A closer look at poverty in Southern Africa
CROP Director Alberto Cimadamore believes that SANORD can be an important partner in scientifically supporting the fight against poverty in the southern parts of Africa.
Along with Professor Tor Halvorsen at UiB Global, Alberto Cimadamore and the Comparative Research Programme on Poverty (CROP) has made a proposal to the Southern African Nordic Centre (SANORD) about arranging a workshop to look at the role of the democratic developmental states in Southern African and Nordic countries.
“As an organisation we have had quite a successful experience with SANORD in the past. We arranged a workshop in Cape Town in November 2012,” says Cimadamore when we ask him about the new initiative. “The subject back then was on poverty in middle-income countries, which is a rising and relatively less studied problem.”
Ambitious drive against poverty
He explains that poverty research usually has been concentrated in small, low-income countries, but this has changed rapidly in the last few years.
“Currently most of the poverty is located in middle-income countries, like China, India, Brazil and Mexico,” says Cimadamore, who is a social scientist and has long worked on issues connected with poverty and development.
Cimadamore hopes to collect the discussions from the 2012 joint CROP-SANORD workshop in a book to be published later this year, and he has similar ambitions for a workshop to be held either in Mozambique or South Africa at the end of 2014 or in early 2015.
With the subject being development status, Cimadamore hopes that the participants of a new joint workshop can build on both the 2012 event and the discussions he encountered at the 2013 SANORD conference.
“When you participate in these kinds of networks and organisations, you both expand your activities and make them more effective. You reach places you otherwise wouldn’t reach,” he says before adding. “I hope this workshop will end up in a book that will have wide dissemination internationally.”
Not such a rosy picture
When Cimadamore visited the SANORD annual conference in Malawi in December 2013, he spoke about the Millennium Development Goals (MDGs) set by the United Nations.
Media reports, often based on spin created by the UN itself, have shown a rather rosy picture of poverty reductions worldwide. But Cimadamore is critical and spoke about this at the SANORD conference. The numbers he presented came as a surprise to many of the delegates.
“There is a lot of rhetoric that impedes an objective view of the reality of poverty,” Cimadamore says whilst questioning the often uncritical recycling in the media of the UN’s claim that 700 million people have been lifted out of poverty since the MDGs were set.
“The main problem with this alleged success is on the one hand that it hides the fact that China alone has lifted about 75 per cent of this number. On the other hand the UN does not point out that inequality has been rising consistently in the same time period. This is a structural trend, which in the long run conspires against any successful measure towards extreme poverty eradication and prevention,” the social scientist suggests.
A moral counterweight
Fighting the numbers distributed by major organisations such as the UN and other big players in global industries from aid to healthcare, is a major challenge for anyone questioning the status quo.
This is why Cimadamore believes that the CROP/UiB Global initiative to bring SANORD on-board to arrange a workshop within the next twelve months, is vital to somehow counterweight the powerful narratives and discourses that dominates the scene around the world.
“When I came to the SANORD conference, my first interest was to know more about SANORD as an organisation,” he says pointing out that for CROP, which is hosted by UiB and shares offices with UiB Global, it is important to expand their network in Southern Africa. “I believe that SANORD could be an extremely important partner for CROP cooperation in this region.
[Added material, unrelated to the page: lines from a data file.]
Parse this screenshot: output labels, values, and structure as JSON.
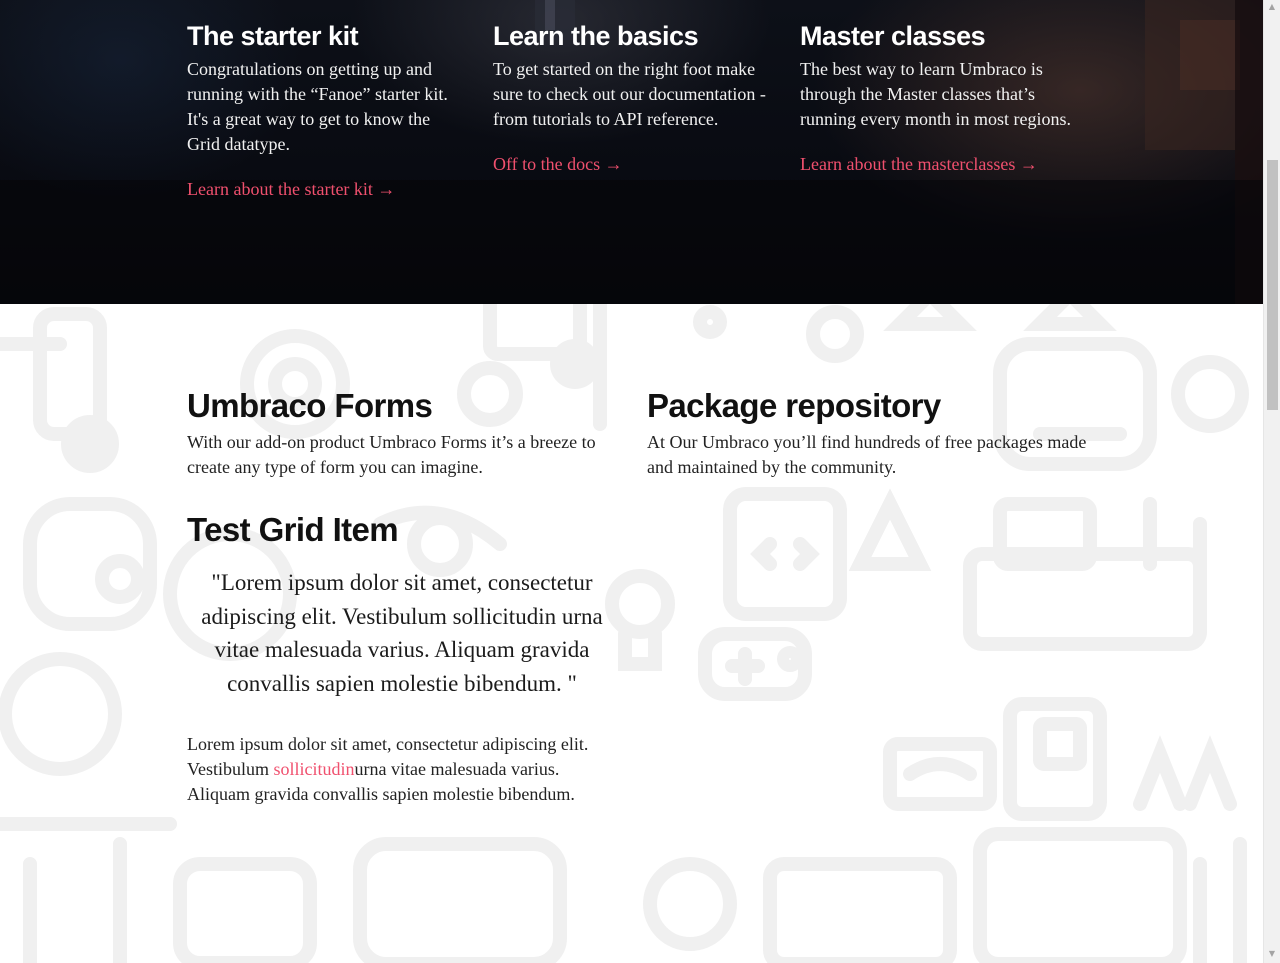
{
  "hero": {
    "columns": [
      {
        "title": "The starter kit",
        "text": "Congratulations on getting up and running with the “Fanoe” starter kit. It's a great way to get to know the Grid datatype.",
        "link": "Learn about the starter kit →"
      },
      {
        "title": "Learn the basics",
        "text": "To get started on the right foot make sure to check out our documentation - from tutorials to API reference.",
        "link": "Off to the docs →"
      },
      {
        "title": "Master classes",
        "text": "The best way to learn Umbraco is through the Master classes that’s running every month in most regions.",
        "link": "Learn about the masterclasses →"
      }
    ]
  },
  "forms": {
    "title": "Umbraco Forms",
    "text": "With our add-on product Umbraco Forms it’s a breeze to create any type of form you can imagine."
  },
  "packages": {
    "title": "Package repository",
    "text": "At Our Umbraco you’ll find hundreds of free packages made and maintained by the community."
  },
  "grid_item": {
    "title": "Test Grid Item",
    "quote_open": "\"",
    "quote": "Lorem ipsum dolor sit amet, consectetur adipiscing elit. Vestibulum sollicitudin urna vitae malesuada varius. Aliquam gravida convallis sapien molestie bibendum.",
    "quote_close": "\"",
    "body_before": "Lorem ipsum dolor sit amet, consectetur adipiscing elit. Vestibulum ",
    "body_link": "sollicitudin",
    "body_after": "urna vitae malesuada varius. Aliquam gravida convallis sapien molestie bibendum."
  },
  "colors": {
    "accent": "#f0506e",
    "hero_bg": "#0b0d14",
    "text": "#1b1b1b"
  },
  "scrollbar": {
    "up_icon": "triangle-up-icon",
    "down_icon": "triangle-down-icon"
  }
}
So that was my goal and that is why I am glad that we are now hopefully embarking on a joint workshop to repeat the success from 2012.”
He points to the extensive network that both CROP and UiB Global already have built worldwide, including other parts of Africa, but believes that if an even stronger connection can be built with SANORD, of which the University of Bergen is a founding member, then the scientific contribution to the fight against poverty can be put more strongly on the agenda in the southern parts of Africa as well.
The important role of academia
He believes that, beyond the purely scientific arguments presented by researchers, such a collaboration will also serve to underline the moral issues that underpin the objective of eradicating extreme poverty.
“The Millennium Development Goal numbers lead to basic, ideological questions regarding the way that achievements are measured,” says Cimadamore, who believes that we need to set certain moral and ethical standards if we are to truly fight poverty. “We currently have in the world enough resources to solve the problem of extreme poverty. For political, social and moral reasons we at CROP believe that the international community can do much better.”
According to Cimadamore it is not yet clear what will replace the current MDGs when they expire in 2015. But whatever official targets are set as the next goals, he believes that the voices of CROP, UiB Global, SANORD and other academic organisations must be heard if a long-term solution to extreme poverty is to be found. And in this, he believes that a joint workshop between these organisations is a small, but potentially important, step in the right direction.
You can also read this report from the opening of the SANORD conference 2013, and another report summing up the conference with the current and the former vice-rector of internationalisation at UiB. The UiB Magazine also interviewed Alberto Cimadamore when CROP celebrated its twentieth anniversary in 2013.